(Extracted data entries)
##############################

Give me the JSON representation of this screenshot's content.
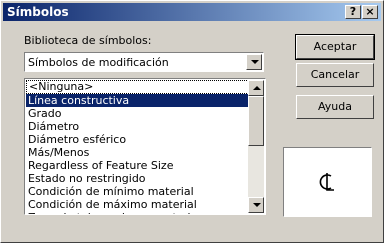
{
  "window": {
    "title": "Símbolos",
    "help_button": "?",
    "close_button": "×"
  },
  "library": {
    "label": "Biblioteca de símbolos:",
    "selected": "Símbolos de modificación"
  },
  "symbols_list": {
    "items": [
      "<Ninguna>",
      "Línea constructiva",
      "Grado",
      "Diámetro",
      "Diámetro esférico",
      "Más/Menos",
      "Regardless of Feature Size",
      "Estado no restringido",
      "Condición de mínimo material",
      "Condición de máximo material",
      "Zona de tolerancia proyectada"
    ],
    "selected_index": 1
  },
  "buttons": {
    "accept": "Aceptar",
    "cancel": "Cancelar",
    "help": "Ayuda"
  },
  "preview": {
    "symbol_icon": "centerline-icon",
    "color": "#000000"
  },
  "colors": {
    "titlebar_start": "#0a246a",
    "titlebar_end": "#a6caf0",
    "selection": "#0a246a",
    "face": "#d4d0c8"
  }
}
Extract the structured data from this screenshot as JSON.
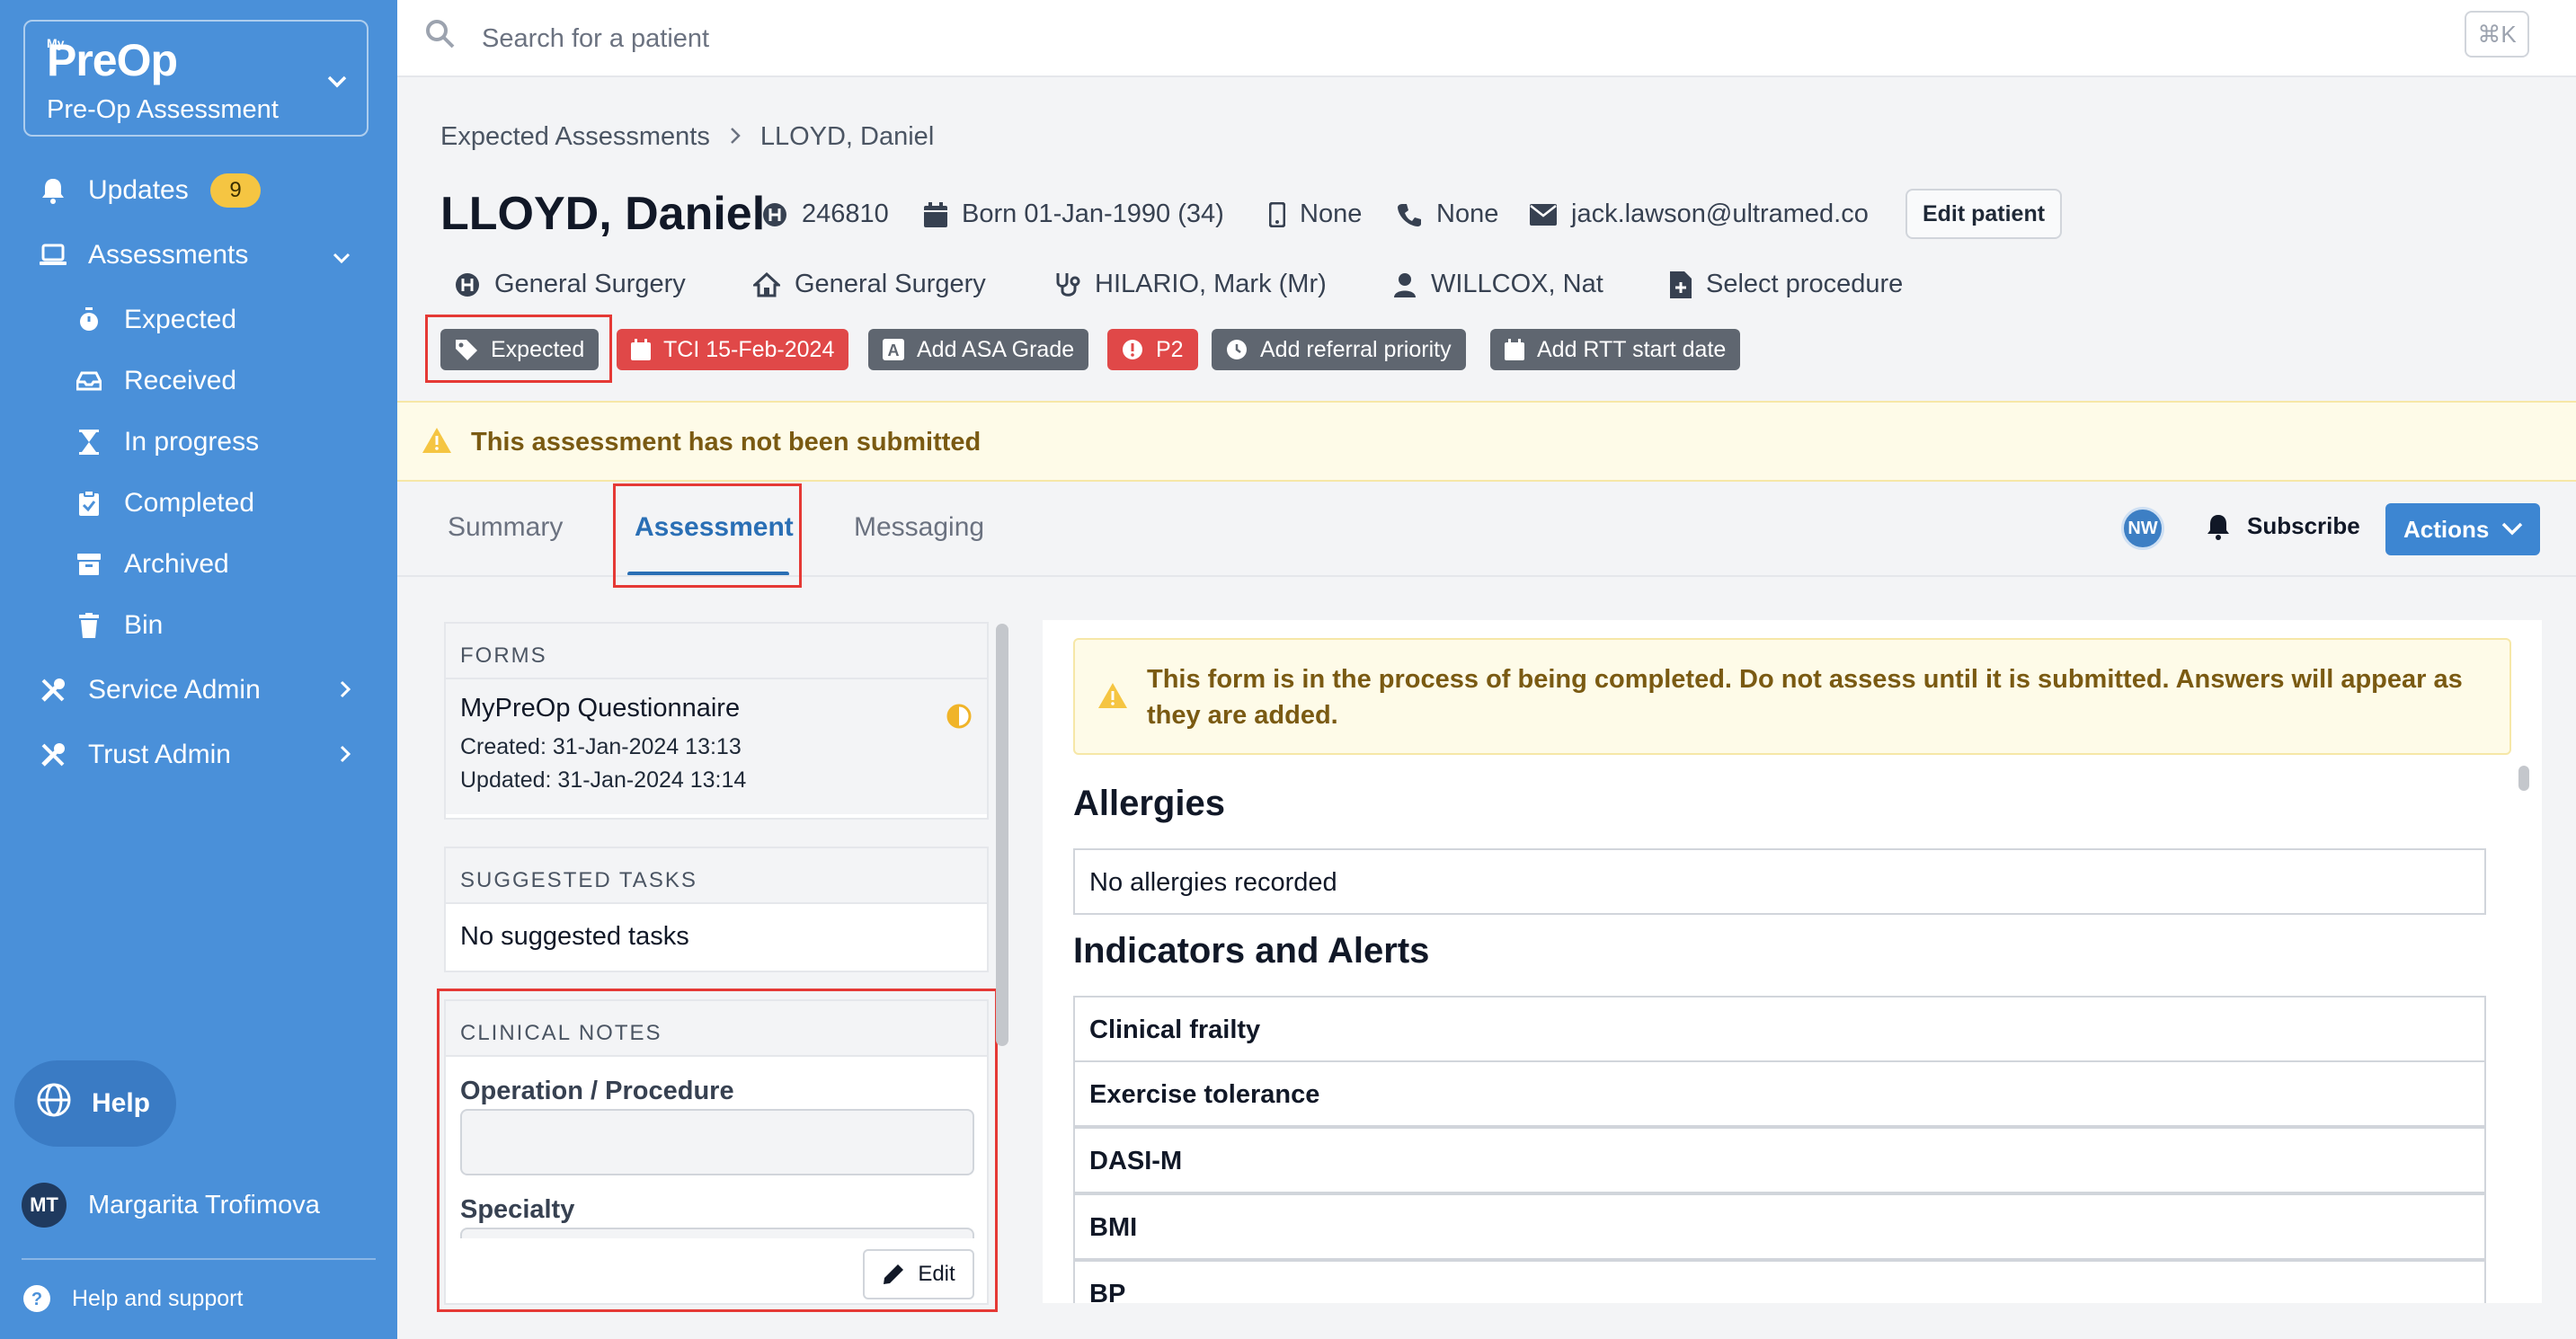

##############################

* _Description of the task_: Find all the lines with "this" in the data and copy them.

* _Exercise output_:
Give me the JSON representation of this screenshot's content.
Extract the structured data from this screenshot as JSON.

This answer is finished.